Through one thing and another I haven't climbed a new hill or entered a new comment on Mountainviews in several months.After the passing of a dear friend and relative, last Saturday I finally decided to have a go at the final five hills on my local 100 list which was made up of some modest tops in the Shannon region.

The first of the hills to fall was Gortnageragh, an easy walk on a forest track to the summit.
The trig pillar is in a grassy field as you emerge from the forest with a telephone mast nearby.
It was a hazy day but I was happy to capture an image of "Jacobs Ladder".
Crepuscular rays, to give them their proper name, ( also known as God Rays), are rays of sunlight that appear to radiate from a single point in the sky.
These rays, which stream through gaps in cloud cover, are columns of sunlit air separated by darker cloud-shadowed areas. The name comes from their frequent occurrences during crepuscular hours (those around dawn and dusk), when the contrasts between light and dark are the greatest.
Crepuscular comes from the Latin word crepusculum meaning twilight and though it wasn't twilight the overcast day had that feel to it.

Yeats' poem "Into the Twilight" is probably too sentimental and too forlorn
for many but seems to strike the right chord.

"Come, heart, where hill is heaped upon hill:
For there the mystical brotherhood
Of sun and moon and hollow and wood
And river and stream work out their will;

And God stands winding His lonely horn,
And time and the world are ever in flight;
And love is less kind than the grey twilight,
And hope is less dear than the dew of the morn" Linkback: https://mountainviews.ie/summit/746/comment/6643/
Your Score: Very useful <<  >>Average
 
(End of comment section for Gortnageragh (Gort na gCaorach).)

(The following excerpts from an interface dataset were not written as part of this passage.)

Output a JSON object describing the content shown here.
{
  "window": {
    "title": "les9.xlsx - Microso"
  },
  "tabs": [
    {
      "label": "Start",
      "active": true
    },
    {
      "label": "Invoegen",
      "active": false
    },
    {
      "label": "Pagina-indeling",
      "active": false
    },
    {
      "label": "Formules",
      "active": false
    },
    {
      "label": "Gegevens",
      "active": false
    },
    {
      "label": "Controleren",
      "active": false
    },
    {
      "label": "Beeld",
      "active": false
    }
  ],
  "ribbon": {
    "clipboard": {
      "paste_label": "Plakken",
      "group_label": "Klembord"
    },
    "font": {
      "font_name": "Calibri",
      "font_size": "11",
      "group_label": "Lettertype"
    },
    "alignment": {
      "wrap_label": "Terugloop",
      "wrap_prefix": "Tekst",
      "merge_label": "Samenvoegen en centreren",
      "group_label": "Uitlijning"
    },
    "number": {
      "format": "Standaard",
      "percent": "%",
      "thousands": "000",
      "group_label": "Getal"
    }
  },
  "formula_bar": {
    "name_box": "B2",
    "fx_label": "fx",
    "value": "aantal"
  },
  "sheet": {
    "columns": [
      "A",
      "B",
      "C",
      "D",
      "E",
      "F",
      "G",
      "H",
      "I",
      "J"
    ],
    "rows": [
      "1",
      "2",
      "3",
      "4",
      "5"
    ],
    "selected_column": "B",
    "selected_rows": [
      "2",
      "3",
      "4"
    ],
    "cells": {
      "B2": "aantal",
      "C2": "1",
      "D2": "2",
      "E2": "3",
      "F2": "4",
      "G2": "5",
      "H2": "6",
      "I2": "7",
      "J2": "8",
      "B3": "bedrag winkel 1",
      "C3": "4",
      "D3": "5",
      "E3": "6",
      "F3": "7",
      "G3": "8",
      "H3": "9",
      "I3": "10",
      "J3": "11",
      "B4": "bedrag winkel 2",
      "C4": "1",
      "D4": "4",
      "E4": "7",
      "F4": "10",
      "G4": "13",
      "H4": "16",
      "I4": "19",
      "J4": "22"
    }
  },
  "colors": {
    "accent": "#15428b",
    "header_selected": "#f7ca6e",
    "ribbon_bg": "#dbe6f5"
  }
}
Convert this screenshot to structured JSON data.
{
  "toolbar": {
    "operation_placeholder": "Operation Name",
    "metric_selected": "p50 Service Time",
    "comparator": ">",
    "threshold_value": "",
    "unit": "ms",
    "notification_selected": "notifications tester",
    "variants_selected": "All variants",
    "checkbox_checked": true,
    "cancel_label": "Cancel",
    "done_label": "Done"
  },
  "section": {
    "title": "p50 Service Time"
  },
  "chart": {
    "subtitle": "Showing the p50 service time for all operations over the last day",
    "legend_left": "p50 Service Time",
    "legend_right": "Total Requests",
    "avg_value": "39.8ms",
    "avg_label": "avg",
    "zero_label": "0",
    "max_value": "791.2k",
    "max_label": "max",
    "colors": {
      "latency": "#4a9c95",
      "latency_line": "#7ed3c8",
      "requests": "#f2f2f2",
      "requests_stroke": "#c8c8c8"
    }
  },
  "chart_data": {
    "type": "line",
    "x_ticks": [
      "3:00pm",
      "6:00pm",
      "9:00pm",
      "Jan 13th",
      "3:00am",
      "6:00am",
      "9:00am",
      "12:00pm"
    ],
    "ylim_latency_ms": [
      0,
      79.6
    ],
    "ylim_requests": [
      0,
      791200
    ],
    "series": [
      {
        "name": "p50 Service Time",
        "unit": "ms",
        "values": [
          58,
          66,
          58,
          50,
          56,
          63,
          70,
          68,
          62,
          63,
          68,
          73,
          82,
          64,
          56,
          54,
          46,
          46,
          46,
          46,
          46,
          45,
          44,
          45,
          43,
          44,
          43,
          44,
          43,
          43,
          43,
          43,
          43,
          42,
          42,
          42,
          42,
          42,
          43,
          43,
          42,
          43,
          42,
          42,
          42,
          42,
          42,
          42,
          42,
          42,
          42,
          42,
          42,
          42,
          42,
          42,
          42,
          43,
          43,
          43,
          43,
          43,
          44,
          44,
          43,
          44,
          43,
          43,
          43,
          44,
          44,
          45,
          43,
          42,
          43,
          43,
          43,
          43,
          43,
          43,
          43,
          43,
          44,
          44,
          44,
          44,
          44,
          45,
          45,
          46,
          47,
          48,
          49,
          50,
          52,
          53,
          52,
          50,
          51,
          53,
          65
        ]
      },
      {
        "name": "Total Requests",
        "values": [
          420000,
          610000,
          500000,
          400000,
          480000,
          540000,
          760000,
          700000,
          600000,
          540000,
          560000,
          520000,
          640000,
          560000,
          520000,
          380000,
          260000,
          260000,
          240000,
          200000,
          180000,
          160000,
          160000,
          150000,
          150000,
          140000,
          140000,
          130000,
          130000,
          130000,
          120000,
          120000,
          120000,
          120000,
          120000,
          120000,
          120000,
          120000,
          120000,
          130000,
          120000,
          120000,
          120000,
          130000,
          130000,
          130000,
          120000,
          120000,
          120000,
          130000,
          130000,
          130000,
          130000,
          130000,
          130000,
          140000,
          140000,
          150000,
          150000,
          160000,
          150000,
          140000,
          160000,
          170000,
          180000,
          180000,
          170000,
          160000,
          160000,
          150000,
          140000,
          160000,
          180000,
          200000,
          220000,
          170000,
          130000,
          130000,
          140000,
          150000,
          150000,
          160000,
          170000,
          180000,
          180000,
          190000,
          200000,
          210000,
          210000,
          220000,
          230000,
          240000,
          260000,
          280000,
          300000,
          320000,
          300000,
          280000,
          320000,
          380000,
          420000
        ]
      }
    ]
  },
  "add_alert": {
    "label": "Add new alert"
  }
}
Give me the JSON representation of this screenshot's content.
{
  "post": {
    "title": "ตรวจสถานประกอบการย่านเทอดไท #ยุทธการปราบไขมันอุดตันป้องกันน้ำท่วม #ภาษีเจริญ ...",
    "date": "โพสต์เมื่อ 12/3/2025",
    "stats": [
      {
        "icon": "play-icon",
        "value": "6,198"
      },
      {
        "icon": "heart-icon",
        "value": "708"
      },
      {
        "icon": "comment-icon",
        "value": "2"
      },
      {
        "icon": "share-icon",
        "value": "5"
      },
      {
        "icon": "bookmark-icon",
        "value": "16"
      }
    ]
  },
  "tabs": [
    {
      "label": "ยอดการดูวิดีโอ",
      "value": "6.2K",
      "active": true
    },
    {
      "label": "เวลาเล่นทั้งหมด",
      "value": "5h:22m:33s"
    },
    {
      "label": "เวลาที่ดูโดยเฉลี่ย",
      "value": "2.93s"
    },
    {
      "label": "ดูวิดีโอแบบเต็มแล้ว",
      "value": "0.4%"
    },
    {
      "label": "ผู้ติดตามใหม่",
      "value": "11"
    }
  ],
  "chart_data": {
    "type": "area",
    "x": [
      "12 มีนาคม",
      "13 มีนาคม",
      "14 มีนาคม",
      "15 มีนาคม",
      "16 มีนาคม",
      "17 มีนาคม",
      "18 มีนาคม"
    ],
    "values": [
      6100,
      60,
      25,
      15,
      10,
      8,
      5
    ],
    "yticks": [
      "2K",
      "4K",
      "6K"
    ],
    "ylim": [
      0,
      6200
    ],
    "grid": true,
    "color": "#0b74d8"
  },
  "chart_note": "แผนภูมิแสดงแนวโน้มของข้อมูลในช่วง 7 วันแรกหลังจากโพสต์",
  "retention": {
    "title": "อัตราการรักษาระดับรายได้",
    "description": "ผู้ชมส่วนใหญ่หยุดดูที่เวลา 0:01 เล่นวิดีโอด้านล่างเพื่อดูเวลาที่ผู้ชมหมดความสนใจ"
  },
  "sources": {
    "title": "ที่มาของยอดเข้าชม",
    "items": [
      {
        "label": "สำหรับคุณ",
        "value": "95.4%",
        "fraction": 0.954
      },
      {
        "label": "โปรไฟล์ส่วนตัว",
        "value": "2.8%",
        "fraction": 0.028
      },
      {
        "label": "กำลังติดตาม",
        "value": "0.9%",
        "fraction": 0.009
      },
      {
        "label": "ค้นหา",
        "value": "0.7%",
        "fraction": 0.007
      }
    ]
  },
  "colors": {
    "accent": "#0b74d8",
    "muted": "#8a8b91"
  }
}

OSi logo OSNI/LPS logo
Some mapping:
Open Street Map
(Various variations used.)
British summit data courtesy:
Database of British & Irish Hills
(Creative Commons Licence)
MountainViews.ie, a Hill-walking Website for the island of Ireland. 2400 Summiteers, 1480 Contributors, maintainer of lists: Arderins, Vandeleur-Lynams, Highest Hundred, County Highpoints etc